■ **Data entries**
══════════

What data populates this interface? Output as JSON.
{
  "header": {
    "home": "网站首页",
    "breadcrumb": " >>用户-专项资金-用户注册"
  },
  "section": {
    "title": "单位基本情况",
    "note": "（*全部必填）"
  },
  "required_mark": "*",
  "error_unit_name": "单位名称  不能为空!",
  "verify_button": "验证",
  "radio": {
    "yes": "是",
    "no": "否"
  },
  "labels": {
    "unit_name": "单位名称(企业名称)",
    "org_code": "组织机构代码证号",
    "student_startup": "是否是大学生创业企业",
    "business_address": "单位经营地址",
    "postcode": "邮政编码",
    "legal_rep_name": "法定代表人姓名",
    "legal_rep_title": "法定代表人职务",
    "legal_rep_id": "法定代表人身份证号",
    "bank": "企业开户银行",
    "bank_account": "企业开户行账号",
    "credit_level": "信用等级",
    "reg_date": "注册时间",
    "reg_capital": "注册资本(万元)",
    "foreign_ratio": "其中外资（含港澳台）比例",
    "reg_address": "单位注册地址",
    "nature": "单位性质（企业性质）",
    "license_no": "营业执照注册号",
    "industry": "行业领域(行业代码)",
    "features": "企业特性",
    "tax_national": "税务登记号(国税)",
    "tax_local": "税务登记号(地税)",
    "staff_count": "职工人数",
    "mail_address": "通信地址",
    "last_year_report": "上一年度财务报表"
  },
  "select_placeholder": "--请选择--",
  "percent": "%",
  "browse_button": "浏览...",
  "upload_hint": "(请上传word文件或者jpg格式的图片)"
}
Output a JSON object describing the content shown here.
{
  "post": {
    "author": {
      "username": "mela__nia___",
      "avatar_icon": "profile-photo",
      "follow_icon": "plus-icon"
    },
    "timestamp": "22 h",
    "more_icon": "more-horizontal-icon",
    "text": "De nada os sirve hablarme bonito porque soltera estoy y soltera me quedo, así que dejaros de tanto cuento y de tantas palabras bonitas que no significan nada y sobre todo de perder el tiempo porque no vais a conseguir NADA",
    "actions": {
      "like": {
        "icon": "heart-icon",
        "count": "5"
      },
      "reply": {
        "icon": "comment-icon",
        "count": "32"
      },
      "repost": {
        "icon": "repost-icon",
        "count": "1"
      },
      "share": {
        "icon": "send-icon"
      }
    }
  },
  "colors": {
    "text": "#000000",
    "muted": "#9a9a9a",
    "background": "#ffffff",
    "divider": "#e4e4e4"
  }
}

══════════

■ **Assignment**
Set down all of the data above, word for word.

■ **Answer to this problem**
What data populates this interface? Output as JSON.
{
  "header": {
    "home": "网站首页",
    "breadcrumb": " >>用户-专项资金-用户注册"
  },
  "section": {
    "title": "单位基本情况",
    "note": "（*全部必填）"
  },
  "required_mark": "*",
  "error_unit_name": "单位名称  不能为空!",
  "verify_button": "验证",
  "radio": {
    "yes": "是",
    "no": "否"
  },
  "labels": {
    "unit_name": "单位名称(企业名称)",
    "org_code": "组织机构代码证号",
    "student_startup": "是否是大学生创业企业",
    "business_address": "单位经营地址",
    "postcode": "邮政编码",
    "legal_rep_name": "法定代表人姓名",
    "legal_rep_title": "法定代表人职务",
    "legal_rep_id": "法定代表人身份证号",
    "bank": "企业开户银行",
    "bank_account": "企业开户行账号",
    "credit_level": "信用等级",
    "reg_date": "注册时间",
    "reg_capital": "注册资本(万元)",
    "foreign_ratio": "其中外资（含港澳台）比例",
    "reg_address": "单位注册地址",
    "nature": "单位性质（企业性质）",
    "license_no": "营业执照注册号",
    "industry": "行业领域(行业代码)",
    "features": "企业特性",
    "tax_national": "税务登记号(国税)",
    "tax_local": "税务登记号(地税)",
    "staff_count": "职工人数",
    "mail_address": "通信地址",
    "last_year_report": "上一年度财务报表"
  },
  "select_placeholder": "--请选择--",
  "percent": "%",
  "browse_button": "浏览...",
  "upload_hint": "(请上传word文件或者jpg格式的图片)"
}
Output a JSON object describing the content shown here.
{
  "post": {
    "author": {
      "username": "mela__nia___",
      "avatar_icon": "profile-photo",
      "follow_icon": "plus-icon"
    },
    "timestamp": "22 h",
    "more_icon": "more-horizontal-icon",
    "text": "De nada os sirve hablarme bonito porque soltera estoy y soltera me quedo, así que dejaros de tanto cuento y de tantas palabras bonitas que no significan nada y sobre todo de perder el tiempo porque no vais a conseguir NADA",
    "actions": {
      "like": {
        "icon": "heart-icon",
        "count": "5"
      },
      "reply": {
        "icon": "comment-icon",
        "count": "32"
      },
      "repost": {
        "icon": "repost-icon",
        "count": "1"
      },
      "share": {
        "icon": "send-icon"
      }
    }
  },
  "colors": {
    "text": "#000000",
    "muted": "#9a9a9a",
    "background": "#ffffff",
    "divider": "#e4e4e4"
  }
}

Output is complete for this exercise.